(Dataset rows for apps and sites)
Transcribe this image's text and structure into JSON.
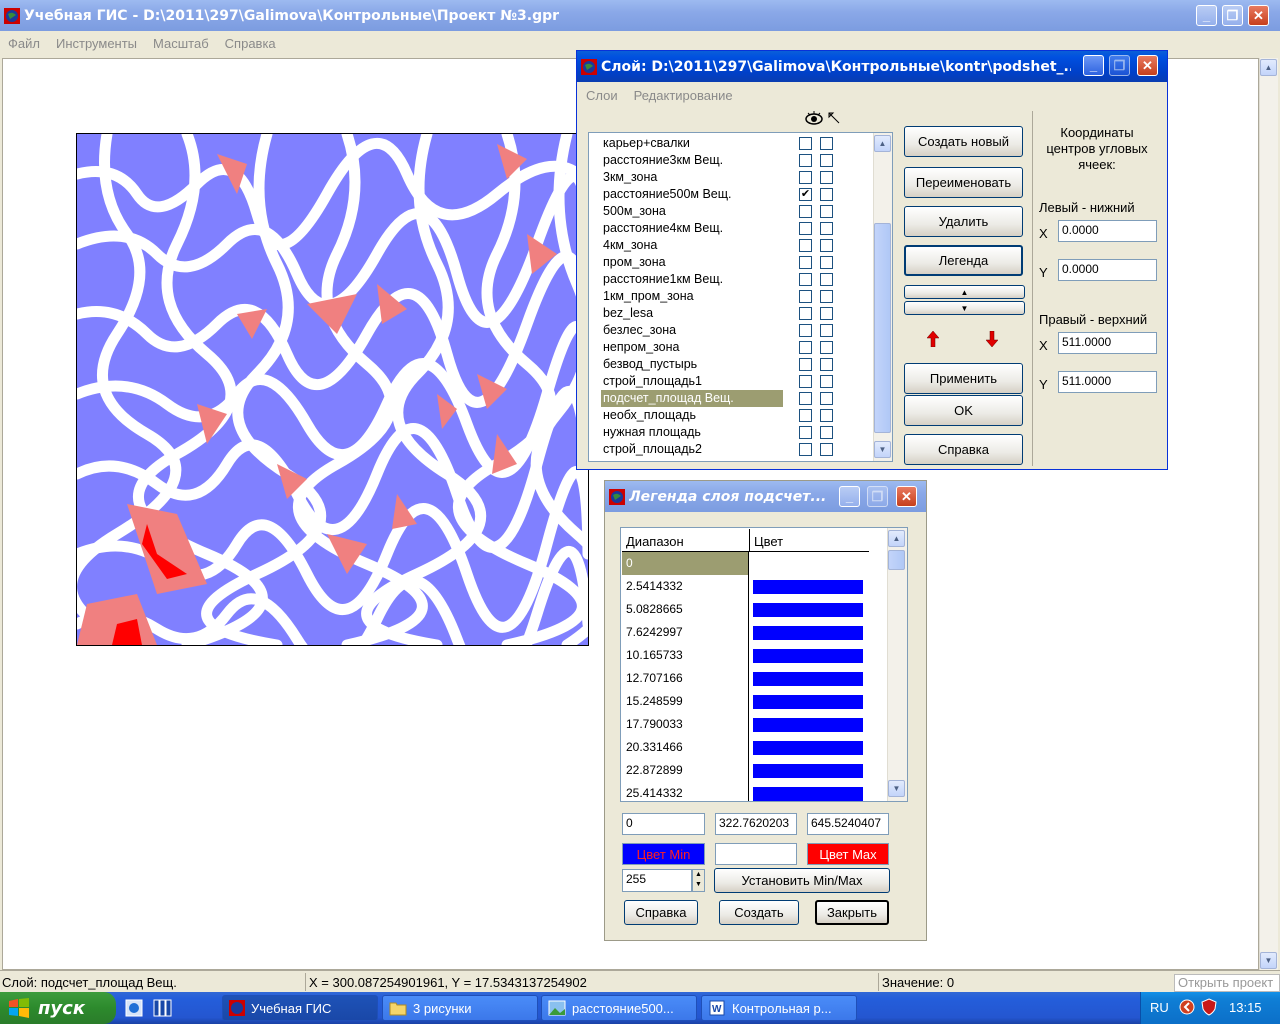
{
  "main_window": {
    "title": "Учебная ГИС - D:\\2011\\297\\Galimova\\Контрольные\\Проект №3.gpr",
    "menu": [
      "Файл",
      "Инструменты",
      "Масштаб",
      "Справка"
    ]
  },
  "layer_dialog": {
    "title": "Слой: D:\\2011\\297\\Galimova\\Контрольные\\kontr\\podshet_...",
    "menu": [
      "Слои",
      "Редактирование"
    ],
    "layers": [
      {
        "name": "карьер+свалки",
        "visible": false
      },
      {
        "name": "расстояние3км Вещ.",
        "visible": false
      },
      {
        "name": "3км_зона",
        "visible": false
      },
      {
        "name": "расстояние500м Вещ.",
        "visible": true
      },
      {
        "name": "500м_зона",
        "visible": false
      },
      {
        "name": "расстояние4км Вещ.",
        "visible": false
      },
      {
        "name": "4км_зона",
        "visible": false
      },
      {
        "name": "пром_зона",
        "visible": false
      },
      {
        "name": "расстояние1км Вещ.",
        "visible": false
      },
      {
        "name": "1км_пром_зона",
        "visible": false
      },
      {
        "name": "bez_lesa",
        "visible": false
      },
      {
        "name": "безлес_зона",
        "visible": false
      },
      {
        "name": "непром_зона",
        "visible": false
      },
      {
        "name": "безвод_пустырь",
        "visible": false
      },
      {
        "name": "строй_площадь1",
        "visible": false
      },
      {
        "name": "подсчет_площад Вещ.",
        "visible": false,
        "selected": true
      },
      {
        "name": "необх_площадь",
        "visible": false
      },
      {
        "name": "нужная площадь",
        "visible": false
      },
      {
        "name": "строй_площадь2",
        "visible": false
      }
    ],
    "buttons": {
      "create": "Создать новый",
      "rename": "Переименовать",
      "delete": "Удалить",
      "legend": "Легенда",
      "apply": "Применить",
      "ok": "OK",
      "help": "Справка"
    },
    "coords": {
      "heading": "Координаты центров угловых ячеек:",
      "lower_left_label": "Левый - нижний",
      "upper_right_label": "Правый - верхний",
      "x_label": "X",
      "y_label": "Y",
      "ll_x": "0.0000",
      "ll_y": "0.0000",
      "ur_x": "511.0000",
      "ur_y": "511.0000"
    }
  },
  "legend_dialog": {
    "title": "Легенда слоя подсчет...",
    "col_range": "Диапазон",
    "col_color": "Цвет",
    "rows": [
      {
        "value": "0",
        "color": "#ffffff",
        "selected": true
      },
      {
        "value": "2.5414332",
        "color": "#0000ff"
      },
      {
        "value": "5.0828665",
        "color": "#0000ff"
      },
      {
        "value": "7.6242997",
        "color": "#0000ff"
      },
      {
        "value": "10.165733",
        "color": "#0000ff"
      },
      {
        "value": "12.707166",
        "color": "#0000ff"
      },
      {
        "value": "15.248599",
        "color": "#0000ff"
      },
      {
        "value": "17.790033",
        "color": "#0000ff"
      },
      {
        "value": "20.331466",
        "color": "#0000ff"
      },
      {
        "value": "22.872899",
        "color": "#0000ff"
      },
      {
        "value": "25.414332",
        "color": "#0000ff"
      }
    ],
    "min_value": "0",
    "mid_value": "322.7620203",
    "max_value": "645.5240407",
    "color_min_label": "Цвет Min",
    "color_max_label": "Цвет Max",
    "color_min": "#0000ff",
    "color_max": "#ff0000",
    "steps": "255",
    "set_minmax": "Установить Min/Max",
    "help": "Справка",
    "create": "Создать",
    "close": "Закрыть"
  },
  "status_bar": {
    "layer": "Слой: подсчет_площад  Вещ.",
    "coords": "X = 300.087254901961, Y = 17.5343137254902",
    "value": "Значение: 0",
    "tooltip": "Открыть проект"
  },
  "taskbar": {
    "start": "пуск",
    "items": [
      "Учебная ГИС",
      "3 рисунки",
      "расстояние500...",
      "Контрольная р..."
    ],
    "lang": "RU",
    "clock": "13:15"
  },
  "colors": {
    "map_blue": "#8080ff",
    "map_pink": "#f08080",
    "map_red": "#ff0000",
    "selection": "#9c9d71"
  }
}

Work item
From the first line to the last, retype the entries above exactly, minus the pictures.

Answer to the problem
Transcribe this image's text and structure into JSON.
{
  "main_window": {
    "title": "Учебная ГИС - D:\\2011\\297\\Galimova\\Контрольные\\Проект №3.gpr",
    "menu": [
      "Файл",
      "Инструменты",
      "Масштаб",
      "Справка"
    ]
  },
  "layer_dialog": {
    "title": "Слой: D:\\2011\\297\\Galimova\\Контрольные\\kontr\\podshet_...",
    "menu": [
      "Слои",
      "Редактирование"
    ],
    "layers": [
      {
        "name": "карьер+свалки",
        "visible": false
      },
      {
        "name": "расстояние3км Вещ.",
        "visible": false
      },
      {
        "name": "3км_зона",
        "visible": false
      },
      {
        "name": "расстояние500м Вещ.",
        "visible": true
      },
      {
        "name": "500м_зона",
        "visible": false
      },
      {
        "name": "расстояние4км Вещ.",
        "visible": false
      },
      {
        "name": "4км_зона",
        "visible": false
      },
      {
        "name": "пром_зона",
        "visible": false
      },
      {
        "name": "расстояние1км Вещ.",
        "visible": false
      },
      {
        "name": "1км_пром_зона",
        "visible": false
      },
      {
        "name": "bez_lesa",
        "visible": false
      },
      {
        "name": "безлес_зона",
        "visible": false
      },
      {
        "name": "непром_зона",
        "visible": false
      },
      {
        "name": "безвод_пустырь",
        "visible": false
      },
      {
        "name": "строй_площадь1",
        "visible": false
      },
      {
        "name": "подсчет_площад Вещ.",
        "visible": false,
        "selected": true
      },
      {
        "name": "необх_площадь",
        "visible": false
      },
      {
        "name": "нужная площадь",
        "visible": false
      },
      {
        "name": "строй_площадь2",
        "visible": false
      }
    ],
    "buttons": {
      "create": "Создать новый",
      "rename": "Переименовать",
      "delete": "Удалить",
      "legend": "Легенда",
      "apply": "Применить",
      "ok": "OK",
      "help": "Справка"
    },
    "coords": {
      "heading": "Координаты центров угловых ячеек:",
      "lower_left_label": "Левый - нижний",
      "upper_right_label": "Правый - верхний",
      "x_label": "X",
      "y_label": "Y",
      "ll_x": "0.0000",
      "ll_y": "0.0000",
      "ur_x": "511.0000",
      "ur_y": "511.0000"
    }
  },
  "legend_dialog": {
    "title": "Легенда слоя подсчет...",
    "col_range": "Диапазон",
    "col_color": "Цвет",
    "rows": [
      {
        "value": "0",
        "color": "#ffffff",
        "selected": true
      },
      {
        "value": "2.5414332",
        "color": "#0000ff"
      },
      {
        "value": "5.0828665",
        "color": "#0000ff"
      },
      {
        "value": "7.6242997",
        "color": "#0000ff"
      },
      {
        "value": "10.165733",
        "color": "#0000ff"
      },
      {
        "value": "12.707166",
        "color": "#0000ff"
      },
      {
        "value": "15.248599",
        "color": "#0000ff"
      },
      {
        "value": "17.790033",
        "color": "#0000ff"
      },
      {
        "value": "20.331466",
        "color": "#0000ff"
      },
      {
        "value": "22.872899",
        "color": "#0000ff"
      },
      {
        "value": "25.414332",
        "color": "#0000ff"
      }
    ],
    "min_value": "0",
    "mid_value": "322.7620203",
    "max_value": "645.5240407",
    "color_min_label": "Цвет Min",
    "color_max_label": "Цвет Max",
    "color_min": "#0000ff",
    "color_max": "#ff0000",
    "steps": "255",
    "set_minmax": "Установить Min/Max",
    "help": "Справка",
    "create": "Создать",
    "close": "Закрыть"
  },
  "status_bar": {
    "layer": "Слой: подсчет_площад  Вещ.",
    "coords": "X = 300.087254901961, Y = 17.5343137254902",
    "value": "Значение: 0",
    "tooltip": "Открыть проект"
  },
  "taskbar": {
    "start": "пуск",
    "items": [
      "Учебная ГИС",
      "3 рисунки",
      "расстояние500...",
      "Контрольная р..."
    ],
    "lang": "RU",
    "clock": "13:15"
  },
  "colors": {
    "map_blue": "#8080ff",
    "map_pink": "#f08080",
    "map_red": "#ff0000",
    "selection": "#9c9d71"
  }
}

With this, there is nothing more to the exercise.